“He was such a gregarious guy, just a master in everything he seemed to do,” Tim said.
Tim and Bonnie, Dick and Belita, and Fred and wife, Caroline, would go on mystery trips to places like Mexico, Milwaukee, Philadelphia and Kansas. The couples took turns each year deciding where the trio would go, only telling the others what weather to pack for.
“We just had fun times as couples that way,” Tim said.
The three couples lived close to each other, and Tim recalled the Schindlers frequently hosted events for their children and grandchildren: building a big snowman each year, holding a pumpkin carving contest for the grandchildren, playing croquet, biking and canoeing, and more.
Tim said Dick lived each day to its fullest, continually learning and then sharing information.
“We can learn from people like Dick,” Tim said.
Among his many passions, many knew Dick for his love of biking. Poer told a story of her grandfather building his first bike from scraps he found in a junkyard in his hometown — then that bike was later stolen. In 2011, he and four others biked more than 3,500 miles from Oregon to Massachusetts.
Julie Thomsen mapped out the trip and followed the five riders in an RV.
“Every day Dick would get up and he was like a little kid in a candy shop,” she said. “He just couldn’t wait to get on that bike.”

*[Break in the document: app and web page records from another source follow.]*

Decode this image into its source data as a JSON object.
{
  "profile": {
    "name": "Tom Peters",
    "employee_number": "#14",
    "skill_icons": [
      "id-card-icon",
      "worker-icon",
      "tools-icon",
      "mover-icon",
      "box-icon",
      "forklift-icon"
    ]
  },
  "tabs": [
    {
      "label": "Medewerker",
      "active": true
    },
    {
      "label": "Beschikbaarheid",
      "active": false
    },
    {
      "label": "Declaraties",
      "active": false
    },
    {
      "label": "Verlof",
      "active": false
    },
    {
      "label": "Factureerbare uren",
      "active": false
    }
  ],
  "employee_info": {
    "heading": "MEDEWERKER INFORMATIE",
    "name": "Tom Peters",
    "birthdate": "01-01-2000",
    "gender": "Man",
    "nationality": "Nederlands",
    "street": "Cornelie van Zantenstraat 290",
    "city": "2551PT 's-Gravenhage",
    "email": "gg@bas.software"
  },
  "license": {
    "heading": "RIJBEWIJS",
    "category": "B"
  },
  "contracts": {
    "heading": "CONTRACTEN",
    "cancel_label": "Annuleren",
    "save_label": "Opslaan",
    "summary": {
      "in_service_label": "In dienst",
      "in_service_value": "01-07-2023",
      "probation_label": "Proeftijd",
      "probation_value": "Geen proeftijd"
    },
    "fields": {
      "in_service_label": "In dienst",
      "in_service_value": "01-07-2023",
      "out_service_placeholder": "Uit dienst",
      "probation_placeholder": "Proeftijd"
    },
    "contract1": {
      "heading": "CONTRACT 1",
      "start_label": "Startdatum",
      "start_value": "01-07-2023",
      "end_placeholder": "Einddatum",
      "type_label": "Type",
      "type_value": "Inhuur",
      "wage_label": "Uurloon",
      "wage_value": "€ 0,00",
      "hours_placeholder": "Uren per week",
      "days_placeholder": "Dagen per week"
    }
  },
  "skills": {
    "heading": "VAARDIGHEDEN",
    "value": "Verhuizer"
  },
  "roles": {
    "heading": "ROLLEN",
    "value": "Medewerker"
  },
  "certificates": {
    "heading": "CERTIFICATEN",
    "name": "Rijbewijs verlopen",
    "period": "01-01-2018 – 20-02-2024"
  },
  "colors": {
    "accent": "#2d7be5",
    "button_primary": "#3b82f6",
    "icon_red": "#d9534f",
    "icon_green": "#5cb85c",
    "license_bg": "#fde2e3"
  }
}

Jerry Ulwelling, who rode with Dick on the trip, also recalled Dick’s seemingly endless energy, adding Dick helped make the trip enjoyable.
“We knew each other before that but on the coast to coast we were together for 35 days 24/7, and you get to know people,” Ulwelling said. “Not once in those 35 days did I ever see anything but that high level.”
Since Dick was the doctor on the trip, Thomsen recalled everyone going to him with aches or pains. When Julie’s husband, David, was injured, he went to Dick.
“He stayed with Dave the whole time to make sure he got to the hospital and got the right care,” Thomsen said.
Dick was also a runner for many years before an injury forced him to stop. He also used to roller blade, was a cross-country skier, and even had summer skis, along with many other activities — even knitting.
Yet he didn’t keep these experiences to himself.
“He would lend you a bike or any gear that you needed, he would just really do anything so that everybody could have a great experience,” she said.
Thomsen shared a story of Dick getting about a dozen friends together for a triathlon, and the the group biked, ran and canoed from the Iowa border to the Canadian border.
“He was an amazing man, he made all the rest of us look like slugs,” Thomsen said with a laugh. “That man was just a whirlwind.”
—Trey Mewes and Jason Schoonover contributed to this report.